Listed entries –
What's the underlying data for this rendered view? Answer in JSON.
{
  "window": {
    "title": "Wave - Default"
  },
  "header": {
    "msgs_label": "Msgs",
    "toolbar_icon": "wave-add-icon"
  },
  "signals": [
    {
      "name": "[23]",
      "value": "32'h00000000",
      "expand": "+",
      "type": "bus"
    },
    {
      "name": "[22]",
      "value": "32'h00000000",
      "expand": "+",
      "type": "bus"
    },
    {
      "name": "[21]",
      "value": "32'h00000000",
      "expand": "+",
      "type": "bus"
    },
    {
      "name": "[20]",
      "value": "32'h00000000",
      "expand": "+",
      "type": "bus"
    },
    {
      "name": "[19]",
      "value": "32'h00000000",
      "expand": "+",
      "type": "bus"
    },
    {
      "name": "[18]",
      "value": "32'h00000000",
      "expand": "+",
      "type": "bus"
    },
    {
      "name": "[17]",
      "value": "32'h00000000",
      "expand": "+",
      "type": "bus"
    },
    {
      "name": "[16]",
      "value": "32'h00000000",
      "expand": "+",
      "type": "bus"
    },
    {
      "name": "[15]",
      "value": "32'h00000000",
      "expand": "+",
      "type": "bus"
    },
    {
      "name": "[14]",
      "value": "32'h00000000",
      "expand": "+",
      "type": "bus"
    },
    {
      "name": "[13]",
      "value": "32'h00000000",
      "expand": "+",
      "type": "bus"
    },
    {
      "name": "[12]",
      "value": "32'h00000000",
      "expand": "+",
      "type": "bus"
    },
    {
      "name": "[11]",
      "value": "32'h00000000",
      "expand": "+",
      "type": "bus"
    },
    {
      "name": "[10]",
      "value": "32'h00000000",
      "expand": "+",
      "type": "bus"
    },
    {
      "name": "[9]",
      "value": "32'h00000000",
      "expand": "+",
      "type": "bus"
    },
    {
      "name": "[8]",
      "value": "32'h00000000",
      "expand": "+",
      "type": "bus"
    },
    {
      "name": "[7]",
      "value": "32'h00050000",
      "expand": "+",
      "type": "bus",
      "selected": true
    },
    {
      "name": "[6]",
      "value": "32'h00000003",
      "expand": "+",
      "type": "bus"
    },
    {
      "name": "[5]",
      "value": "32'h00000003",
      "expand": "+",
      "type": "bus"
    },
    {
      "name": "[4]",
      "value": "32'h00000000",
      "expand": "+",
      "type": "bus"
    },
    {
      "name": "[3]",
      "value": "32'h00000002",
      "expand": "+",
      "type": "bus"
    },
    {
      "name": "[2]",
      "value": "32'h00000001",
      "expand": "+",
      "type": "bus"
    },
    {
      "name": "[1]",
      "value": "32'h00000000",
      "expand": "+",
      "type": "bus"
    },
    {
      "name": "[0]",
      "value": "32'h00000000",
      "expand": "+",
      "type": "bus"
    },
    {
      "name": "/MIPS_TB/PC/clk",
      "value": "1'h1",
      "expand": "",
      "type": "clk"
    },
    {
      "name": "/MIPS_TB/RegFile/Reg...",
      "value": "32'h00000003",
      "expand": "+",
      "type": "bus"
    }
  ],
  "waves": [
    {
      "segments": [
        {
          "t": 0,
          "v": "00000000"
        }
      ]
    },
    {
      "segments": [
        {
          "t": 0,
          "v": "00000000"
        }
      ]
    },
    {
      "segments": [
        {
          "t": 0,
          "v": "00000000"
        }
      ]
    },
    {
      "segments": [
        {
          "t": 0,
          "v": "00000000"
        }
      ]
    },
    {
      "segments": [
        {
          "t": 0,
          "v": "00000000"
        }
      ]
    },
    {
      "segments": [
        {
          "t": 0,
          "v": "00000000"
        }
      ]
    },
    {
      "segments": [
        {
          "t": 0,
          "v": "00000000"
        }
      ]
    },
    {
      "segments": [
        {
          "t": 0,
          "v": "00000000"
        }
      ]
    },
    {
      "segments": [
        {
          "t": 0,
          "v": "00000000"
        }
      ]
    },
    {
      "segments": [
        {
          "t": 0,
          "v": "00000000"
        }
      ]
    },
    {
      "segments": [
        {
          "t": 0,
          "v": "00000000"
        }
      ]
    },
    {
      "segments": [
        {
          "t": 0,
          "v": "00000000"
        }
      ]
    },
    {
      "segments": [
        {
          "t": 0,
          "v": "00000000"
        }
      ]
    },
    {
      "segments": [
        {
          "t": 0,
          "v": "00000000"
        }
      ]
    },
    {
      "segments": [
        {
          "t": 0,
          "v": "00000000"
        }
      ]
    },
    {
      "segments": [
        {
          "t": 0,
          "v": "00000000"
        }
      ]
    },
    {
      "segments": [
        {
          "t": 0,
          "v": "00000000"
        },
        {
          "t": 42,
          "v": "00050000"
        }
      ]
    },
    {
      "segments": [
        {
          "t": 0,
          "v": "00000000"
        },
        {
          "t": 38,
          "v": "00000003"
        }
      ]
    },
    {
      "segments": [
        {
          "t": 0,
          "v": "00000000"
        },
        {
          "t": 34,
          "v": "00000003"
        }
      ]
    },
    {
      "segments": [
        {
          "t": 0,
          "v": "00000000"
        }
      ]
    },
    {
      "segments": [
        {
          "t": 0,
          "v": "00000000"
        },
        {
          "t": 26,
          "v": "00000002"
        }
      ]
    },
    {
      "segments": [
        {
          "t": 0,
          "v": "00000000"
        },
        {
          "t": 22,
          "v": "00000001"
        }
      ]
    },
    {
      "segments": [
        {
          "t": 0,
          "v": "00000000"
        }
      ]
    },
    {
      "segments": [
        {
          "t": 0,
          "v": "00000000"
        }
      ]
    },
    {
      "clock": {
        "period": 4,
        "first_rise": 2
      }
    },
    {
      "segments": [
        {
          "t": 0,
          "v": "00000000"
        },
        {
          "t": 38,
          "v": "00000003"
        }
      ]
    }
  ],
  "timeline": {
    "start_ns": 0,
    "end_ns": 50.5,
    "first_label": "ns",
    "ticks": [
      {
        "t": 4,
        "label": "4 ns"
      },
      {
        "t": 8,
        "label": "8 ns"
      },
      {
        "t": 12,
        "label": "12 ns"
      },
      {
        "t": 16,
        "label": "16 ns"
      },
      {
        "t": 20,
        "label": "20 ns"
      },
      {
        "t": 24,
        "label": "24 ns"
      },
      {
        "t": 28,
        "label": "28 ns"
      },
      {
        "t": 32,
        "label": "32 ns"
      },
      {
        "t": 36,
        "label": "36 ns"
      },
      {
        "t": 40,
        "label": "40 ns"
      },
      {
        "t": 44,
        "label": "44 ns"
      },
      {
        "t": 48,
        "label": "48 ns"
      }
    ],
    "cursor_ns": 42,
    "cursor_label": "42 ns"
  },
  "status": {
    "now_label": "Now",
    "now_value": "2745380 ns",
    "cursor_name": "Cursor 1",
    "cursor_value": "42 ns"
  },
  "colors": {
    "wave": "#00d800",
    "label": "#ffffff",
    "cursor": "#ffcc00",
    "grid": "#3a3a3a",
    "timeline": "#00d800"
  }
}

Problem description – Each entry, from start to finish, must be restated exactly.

Task result –
What's the underlying data for this rendered view? Answer in JSON.
{
  "window": {
    "title": "Wave - Default"
  },
  "header": {
    "msgs_label": "Msgs",
    "toolbar_icon": "wave-add-icon"
  },
  "signals": [
    {
      "name": "[23]",
      "value": "32'h00000000",
      "expand": "+",
      "type": "bus"
    },
    {
      "name": "[22]",
      "value": "32'h00000000",
      "expand": "+",
      "type": "bus"
    },
    {
      "name": "[21]",
      "value": "32'h00000000",
      "expand": "+",
      "type": "bus"
    },
    {
      "name": "[20]",
      "value": "32'h00000000",
      "expand": "+",
      "type": "bus"
    },
    {
      "name": "[19]",
      "value": "32'h00000000",
      "expand": "+",
      "type": "bus"
    },
    {
      "name": "[18]",
      "value": "32'h00000000",
      "expand": "+",
      "type": "bus"
    },
    {
      "name": "[17]",
      "value": "32'h00000000",
      "expand": "+",
      "type": "bus"
    },
    {
      "name": "[16]",
      "value": "32'h00000000",
      "expand": "+",
      "type": "bus"
    },
    {
      "name": "[15]",
      "value": "32'h00000000",
      "expand": "+",
      "type": "bus"
    },
    {
      "name": "[14]",
      "value": "32'h00000000",
      "expand": "+",
      "type": "bus"
    },
    {
      "name": "[13]",
      "value": "32'h00000000",
      "expand": "+",
      "type": "bus"
    },
    {
      "name": "[12]",
      "value": "32'h00000000",
      "expand": "+",
      "type": "bus"
    },
    {
      "name": "[11]",
      "value": "32'h00000000",
      "expand": "+",
      "type": "bus"
    },
    {
      "name": "[10]",
      "value": "32'h00000000",
      "expand": "+",
      "type": "bus"
    },
    {
      "name": "[9]",
      "value": "32'h00000000",
      "expand": "+",
      "type": "bus"
    },
    {
      "name": "[8]",
      "value": "32'h00000000",
      "expand": "+",
      "type": "bus"
    },
    {
      "name": "[7]",
      "value": "32'h00050000",
      "expand": "+",
      "type": "bus",
      "selected": true
    },
    {
      "name": "[6]",
      "value": "32'h00000003",
      "expand": "+",
      "type": "bus"
    },
    {
      "name": "[5]",
      "value": "32'h00000003",
      "expand": "+",
      "type": "bus"
    },
    {
      "name": "[4]",
      "value": "32'h00000000",
      "expand": "+",
      "type": "bus"
    },
    {
      "name": "[3]",
      "value": "32'h00000002",
      "expand": "+",
      "type": "bus"
    },
    {
      "name": "[2]",
      "value": "32'h00000001",
      "expand": "+",
      "type": "bus"
    },
    {
      "name": "[1]",
      "value": "32'h00000000",
      "expand": "+",
      "type": "bus"
    },
    {
      "name": "[0]",
      "value": "32'h00000000",
      "expand": "+",
      "type": "bus"
    },
    {
      "name": "/MIPS_TB/PC/clk",
      "value": "1'h1",
      "expand": "",
      "type": "clk"
    },
    {
      "name": "/MIPS_TB/RegFile/Reg...",
      "value": "32'h00000003",
      "expand": "+",
      "type": "bus"
    }
  ],
  "waves": [
    {
      "segments": [
        {
          "t": 0,
          "v": "00000000"
        }
      ]
    },
    {
      "segments": [
        {
          "t": 0,
          "v": "00000000"
        }
      ]
    },
    {
      "segments": [
        {
          "t": 0,
          "v": "00000000"
        }
      ]
    },
    {
      "segments": [
        {
          "t": 0,
          "v": "00000000"
        }
      ]
    },
    {
      "segments": [
        {
          "t": 0,
          "v": "00000000"
        }
      ]
    },
    {
      "segments": [
        {
          "t": 0,
          "v": "00000000"
        }
      ]
    },
    {
      "segments": [
        {
          "t": 0,
          "v": "00000000"
        }
      ]
    },
    {
      "segments": [
        {
          "t": 0,
          "v": "00000000"
        }
      ]
    },
    {
      "segments": [
        {
          "t": 0,
          "v": "00000000"
        }
      ]
    },
    {
      "segments": [
        {
          "t": 0,
          "v": "00000000"
        }
      ]
    },
    {
      "segments": [
        {
          "t": 0,
          "v": "00000000"
        }
      ]
    },
    {
      "segments": [
        {
          "t": 0,
          "v": "00000000"
        }
      ]
    },
    {
      "segments": [
        {
          "t": 0,
          "v": "00000000"
        }
      ]
    },
    {
      "segments": [
        {
          "t": 0,
          "v": "00000000"
        }
      ]
    },
    {
      "segments": [
        {
          "t": 0,
          "v": "00000000"
        }
      ]
    },
    {
      "segments": [
        {
          "t": 0,
          "v": "00000000"
        }
      ]
    },
    {
      "segments": [
        {
          "t": 0,
          "v": "00000000"
        },
        {
          "t": 42,
          "v": "00050000"
        }
      ]
    },
    {
      "segments": [
        {
          "t": 0,
          "v": "00000000"
        },
        {
          "t": 38,
          "v": "00000003"
        }
      ]
    },
    {
      "segments": [
        {
          "t": 0,
          "v": "00000000"
        },
        {
          "t": 34,
          "v": "00000003"
        }
      ]
    },
    {
      "segments": [
        {
          "t": 0,
          "v": "00000000"
        }
      ]
    },
    {
      "segments": [
        {
          "t": 0,
          "v": "00000000"
        },
        {
          "t": 26,
          "v": "00000002"
        }
      ]
    },
    {
      "segments": [
        {
          "t": 0,
          "v": "00000000"
        },
        {
          "t": 22,
          "v": "00000001"
        }
      ]
    },
    {
      "segments": [
        {
          "t": 0,
          "v": "00000000"
        }
      ]
    },
    {
      "segments": [
        {
          "t": 0,
          "v": "00000000"
        }
      ]
    },
    {
      "clock": {
        "period": 4,
        "first_rise": 2
      }
    },
    {
      "segments": [
        {
          "t": 0,
          "v": "00000000"
        },
        {
          "t": 38,
          "v": "00000003"
        }
      ]
    }
  ],
  "timeline": {
    "start_ns": 0,
    "end_ns": 50.5,
    "first_label": "ns",
    "ticks": [
      {
        "t": 4,
        "label": "4 ns"
      },
      {
        "t": 8,
        "label": "8 ns"
      },
      {
        "t": 12,
        "label": "12 ns"
      },
      {
        "t": 16,
        "label": "16 ns"
      },
      {
        "t": 20,
        "label": "20 ns"
      },
      {
        "t": 24,
        "label": "24 ns"
      },
      {
        "t": 28,
        "label": "28 ns"
      },
      {
        "t": 32,
        "label": "32 ns"
      },
      {
        "t": 36,
        "label": "36 ns"
      },
      {
        "t": 40,
        "label": "40 ns"
      },
      {
        "t": 44,
        "label": "44 ns"
      },
      {
        "t": 48,
        "label": "48 ns"
      }
    ],
    "cursor_ns": 42,
    "cursor_label": "42 ns"
  },
  "status": {
    "now_label": "Now",
    "now_value": "2745380 ns",
    "cursor_name": "Cursor 1",
    "cursor_value": "42 ns"
  },
  "colors": {
    "wave": "#00d800",
    "label": "#ffffff",
    "cursor": "#ffcc00",
    "grid": "#3a3a3a",
    "timeline": "#00d800"
  }
}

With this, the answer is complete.